Friday, April 13, 2012


By Shauna Niequist

Not in the mood for instructions on Christian living, I found ‘Bittersweet’ among piles of books on the bare cement floor of the bookstore, looking more like a misplaced cookbook! Like the cover, this book is as delectable a read as sipping latte on a quiet afternoon with a good friend telling you her story. It's so precious it never left my bedside - just one of those books that make me look forward to curling up in bed at night when the girls are in their rooms. Incidently, the word ‘bittersweet’ came to my mind the night before, so it was a natural pick.

Never heard of Shauna Niequist before, but two paragraphs into the proloque tells me that she is a rare contemporary wordsmith. Bittersweet is the practice of believing that we really do need both the bitter and the sweet, and that a life of nothing but sweetness rots both your teeth and your soul. Bitter is what makes us strong, what forces us to push through, what helps us earn the lines on our faces and the calluses on our hands. Sweet is nice enough, but bitter sweet is beautiful, nuanced, full of depth and complexity. Bittersweet is courageous, gutsy, earthy.’

Don't you already love this?

A collection of non-pretentious, non-cynical ramblings about day-to-day happenings written at a time of the author’s life that was fraught with uncertainties and unknown outcomes. In the process, she writes about the food that mark each experience, the friends and parties that provide comfort and normalcy, and her bare emotions not couched in Christian jargon or politesse. She has a security in Jesus that’s not contingent on good outcomes. I see vibrancy in her soul that eludes many people who have it far better than her in their circumstances. Through her memoirs, you connect with her tears, her anguish, her exasperation, and still see that hurtful reality is not something you can just slam the door on. Chapter closed. Life goes on. [Such delusional thinking about life only leads people to seek escape through transcendental meditations, positive thinking, and even using pseudo-faith in God to hope for better outcomes.]

Talking about unhappiness makes people uncomfortable but it’s a lop-sided life and friendship that only dwells on the happy days and shows the happy face. The author had a miscarriage when she started writing, but she suffered an even sadder loss of a double miscarriage in the concluding chapters.
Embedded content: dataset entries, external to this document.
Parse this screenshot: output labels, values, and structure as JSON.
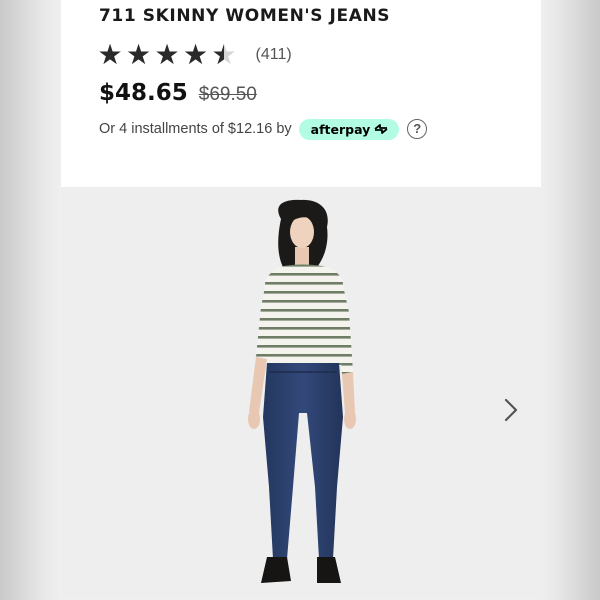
{
  "product": {
    "title": "711 SKINNY WOMEN'S JEANS",
    "rating": 4.5,
    "rating_max": 5,
    "review_count": "(411)",
    "sale_price": "$48.65",
    "original_price": "$69.50",
    "installments_text": "Or 4 installments of $12.16 by",
    "afterpay_label": "afterpay",
    "help_icon": "?"
  },
  "gallery": {
    "next_icon": "chevron-right-icon",
    "image_subject": "model-photo"
  },
  "colors": {
    "afterpay_mint": "#b2fce4",
    "star_filled": "#2a2a2a",
    "star_empty": "#d6d6d6",
    "jeans_denim": "#2a3f6e"
  }
}
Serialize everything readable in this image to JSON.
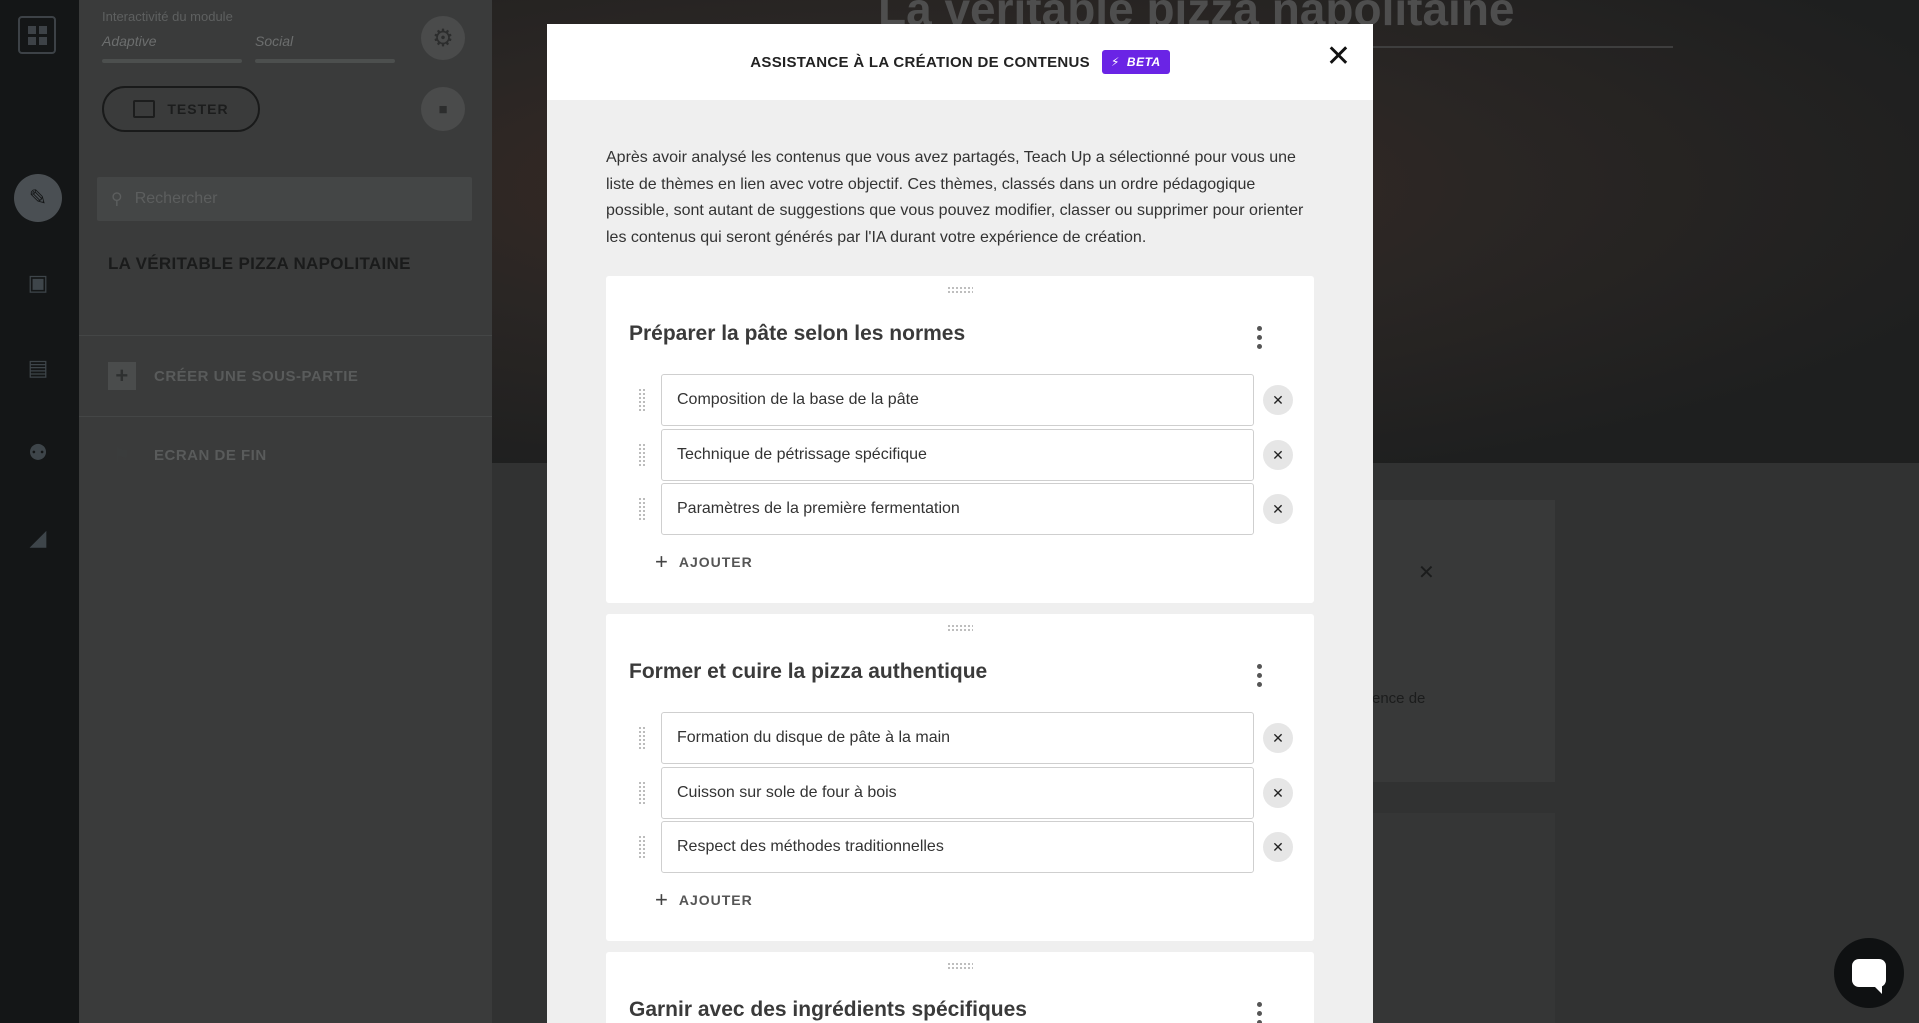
{
  "sidebar": {
    "interactivity_title": "Interactivité du module",
    "modes": [
      "Adaptive",
      "Social"
    ],
    "tester_label": "TESTER",
    "search_placeholder": "Rechercher",
    "course_title": "LA VÉRITABLE PIZZA NAPOLITAINE",
    "create_subpart": "CRÉER UNE SOUS-PARTIE",
    "end_screen": "ECRAN DE FIN"
  },
  "background": {
    "hero_title": "La véritable pizza napolitaine",
    "card_fragment": "ence de"
  },
  "modal": {
    "title": "ASSISTANCE À LA CRÉATION DE CONTENUS",
    "beta_label": "BETA",
    "intro": "Après avoir analysé les contenus que vous avez partagés, Teach Up a sélectionné pour vous une liste de thèmes en lien avec votre objectif. Ces thèmes, classés dans un ordre pédagogique possible, sont autant de suggestions que vous pouvez modifier, classer ou supprimer pour orienter les contenus qui seront générés par l'IA durant votre expérience de création.",
    "add_label": "AJOUTER",
    "themes": [
      {
        "title": "Préparer la pâte selon les normes",
        "items": [
          "Composition de la base de la pâte",
          "Technique de pétrissage spécifique",
          "Paramètres de la première fermentation"
        ]
      },
      {
        "title": "Former et cuire la pizza authentique",
        "items": [
          "Formation du disque de pâte à la main",
          "Cuisson sur sole de four à bois",
          "Respect des méthodes traditionnelles"
        ]
      },
      {
        "title": "Garnir avec des ingrédients spécifiques",
        "items": []
      }
    ]
  },
  "colors": {
    "beta_badge": "#6a24e5"
  }
}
In the chapter 'your story must be told', she wrote, “When we tell the truth about our lives – the broken parts, the secret parts, the beautiful parts – then the gospel comes to life, an actual story about redemption ...”

About sweet endings, this is her conclusion in the epilogue, “I wanted, of course, for this bittersweet season to be over. I felt so strongly that when I finished the book, I’d be free to move into another season, one of life and celebration. But this is what I know now: they’re the same thing, and that’s all there is. The most bittersweet season of my life so far is still life, still beautiful, still sparkling with celebration. This season wasn’t bittersweet. Life itself is bittersweet. There’s always life and death, always beauty and blood.’

I couldn’t agree more. Those who think they are doing their loved ones a favour by staying away during bad times, or avoiding any talk about hard issues are truly missing out on precious opportunities to see God in their lives that will help them immeasurably when their time comes.

Where you can get it: SKS Books S$26.50
Level of impact: Immediately comforting, putting down is like hanging up on a friend.
Timing of book: Sad is the life without a book as a guidepost; glad God sent me this for the journey.